We do have a beautiful if underfunded public library. It’s in an old, elegant building that has somehow managed to remain alive despite having its budget repeatedly cut until it can barely keep the doors open to maintain membership in the public library system. And progress is encroaching, despite all resistance.
After 20 years of arguing about it — after allocating millions of dollars to upgrade the old high school and having those funds vanish without a trace and with no explanation and no upgrades — our little town was told by the Commonwealth we had to build a proper High School or lose accreditation. Lack of accreditation would have made it tricky for graduates to get into college. So we built a new high school and our taxes almost tripled. The town has been so fiscally
swindled mismanaged for so long no one can remember it any other way.
There is a myth surrounding small towns. We’ve seen the movie — starring Tom Hanks or someone like him. There’s a supporting cast of caring local citizens. Cue up “The Andy Griffith” theme. In the movies (and on television) everyone has the best interests of the town at heart. Really, underneath it all.
Not! Here it’s all about nepotism, threats, bullying, and a committment to making life unbearable for anyone who gets in the way. They are not particularly concerned with the best interests of the town except insofar as it advances their own business and financial interests. They take what they want, refuse to answer to anyone, hire relatives and personal friends, give out contracts to their buddies and live the good life. It’s worked well for them. They always win.
What can you do? It’s a small town and you can’t spend your life fighting.
Town meetings end in fistfights and horrific verbal brawls creating enough bad feeling to last into the next decade. I opposed the new High School. Not because we didn’t need one. We definitely needed a new high school but I was still waiting for an explanation of where the millions of dollars to upgrade the old high school went. Eventually, overcoming all objections, they built it anyway and the explanation never came.
They asked Garry to run for town council when we first moved here. He was easily recognized from all his years on television, so despite being (then but not now) the only non-white resident, fame beat out prejudice. Garry declined the honor, explaining to me it would destroy our lives. We’d have mobs in the driveway throwing rocks at our windows. I didn’t understand until years later when I worked for a local paper covering debates preceding town council elections.
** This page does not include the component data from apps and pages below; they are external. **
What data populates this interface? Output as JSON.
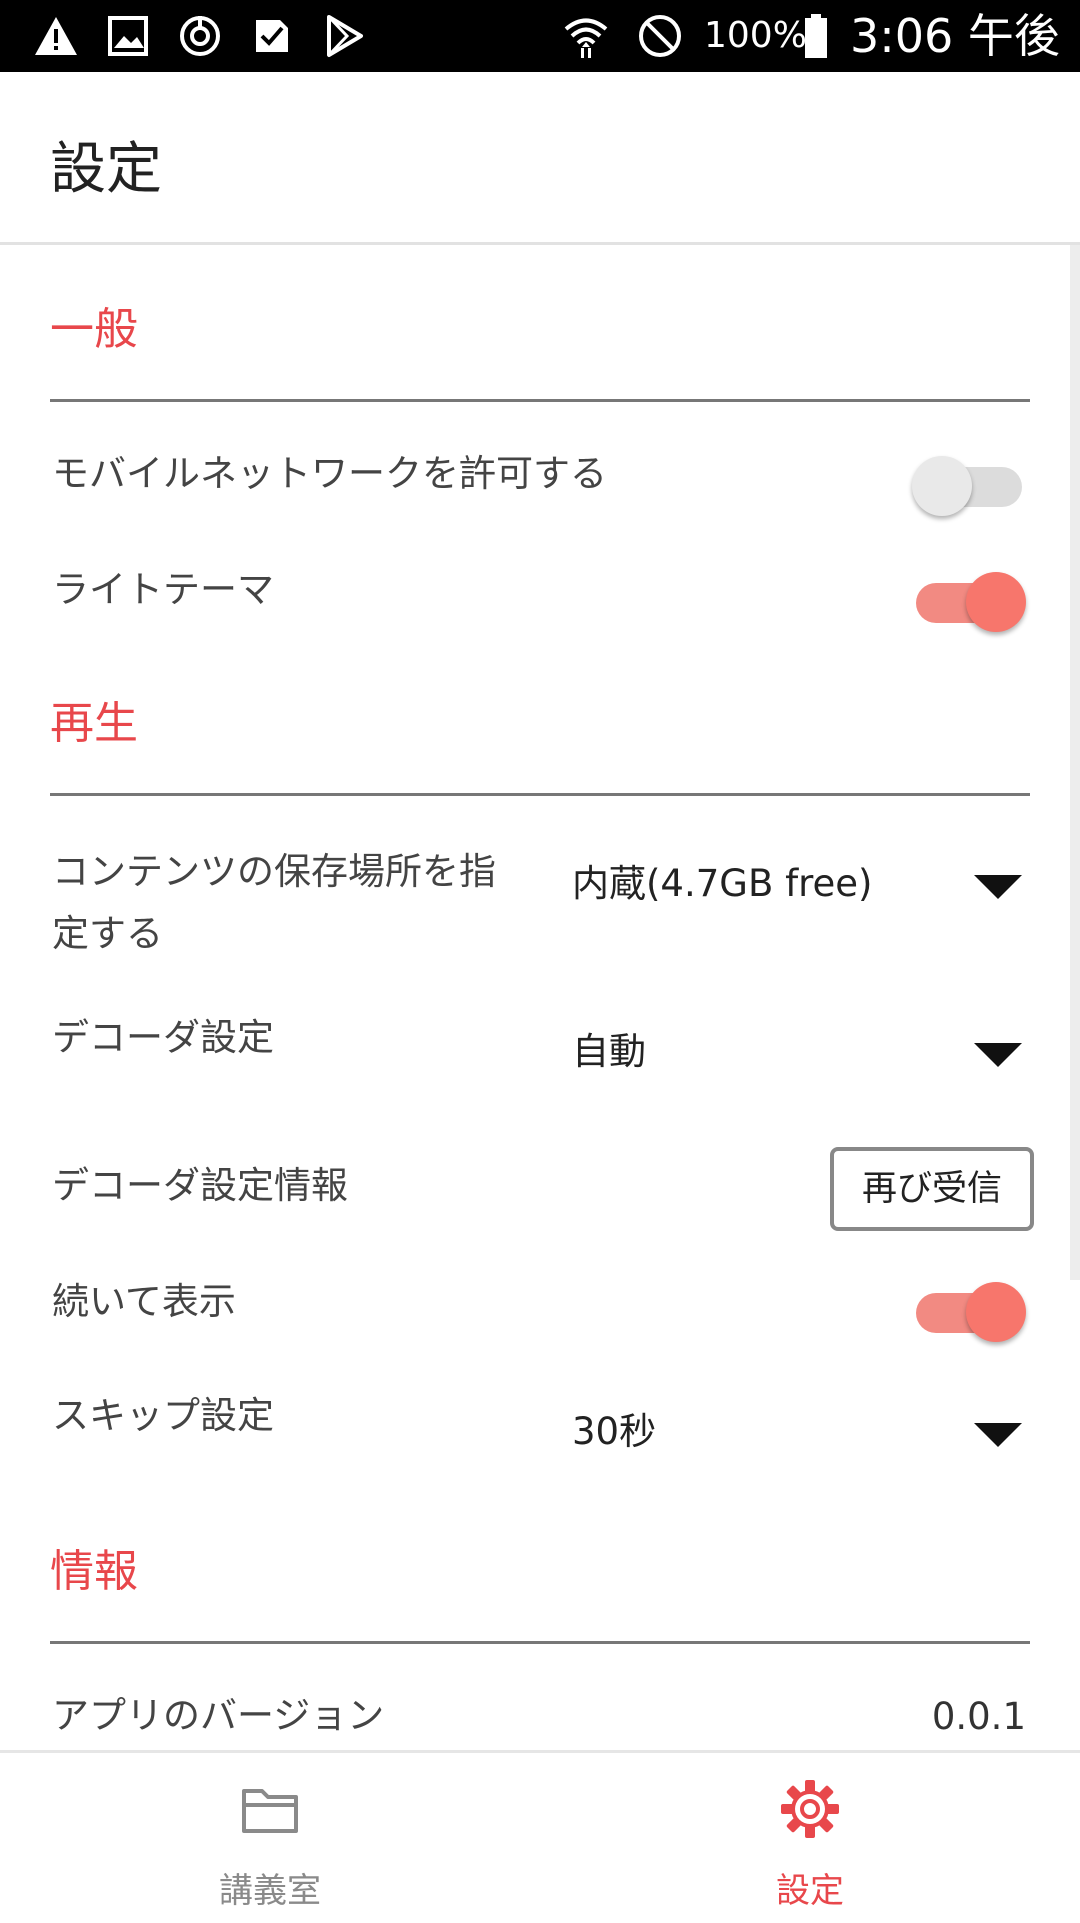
{
  "status_bar": {
    "icons": [
      "warning-icon",
      "image-icon",
      "sync-icon",
      "check-icon",
      "play-store-icon",
      "wifi-icon",
      "do-not-disturb-icon",
      "battery-icon"
    ],
    "battery": "100%",
    "time": "3:06 午後"
  },
  "header": {
    "title": "設定"
  },
  "sections": {
    "general": {
      "title": "一般",
      "mobile_network": {
        "label": "モバイルネットワークを許可する",
        "enabled": false
      },
      "light_theme": {
        "label": "ライトテーマ",
        "enabled": true
      }
    },
    "playback": {
      "title": "再生",
      "storage": {
        "label": "コンテンツの保存場所を指定する",
        "value": "内蔵(4.7GB free)"
      },
      "decoder": {
        "label": "デコーダ設定",
        "value": "自動"
      },
      "decoder_info": {
        "label": "デコーダ設定情報",
        "button": "再び受信"
      },
      "autoplay": {
        "label": "続いて表示",
        "enabled": true
      },
      "skip": {
        "label": "スキップ設定",
        "value": "30秒"
      }
    },
    "info": {
      "title": "情報",
      "version": {
        "label": "アプリのバージョン",
        "value": "0.0.1"
      }
    }
  },
  "bottom_nav": [
    {
      "label": "講義室",
      "icon": "folder-icon",
      "active": false
    },
    {
      "label": "設定",
      "icon": "gear-icon",
      "active": true
    }
  ],
  "colors": {
    "accent": "#e8474b",
    "toggle_on": "#f7766c",
    "toggle_off": "#dcdcdc"
  }
}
Good grief! The level of personal vindictiveness and venom was a wonder to behold. Where were the good guys? Each candidate was worse than the other, ranging from merely venal, through clueless, to possibly psychotic.
It was closer to Shirley Jackson‘s “The Lottery” than Andy Griffith. And yet, I do love the valley. True, I try very hard to not even think about why they do what they do and how they do it. The less I know, the happier I am. If my town were unique, it would be encouraging on some level, but all the towns around here are pretty bad. This town may take top prize for most blatantly bad government, but the other towns are close behind. They have better manners in public … but small towns are not like the movies. Really. Not.
So — life goes on. White picket fences and green lawns. Big shade trees, lots of room for children to play. Safe streets, plenty of open space. Only two traffic lights in town, one of which is probably redundant. It’s ever so pretty. Just … don’t get too involved. Things aren’t necessarily what they seem. Think Chevy Chase in “Funny Farm.” Yeah, that works.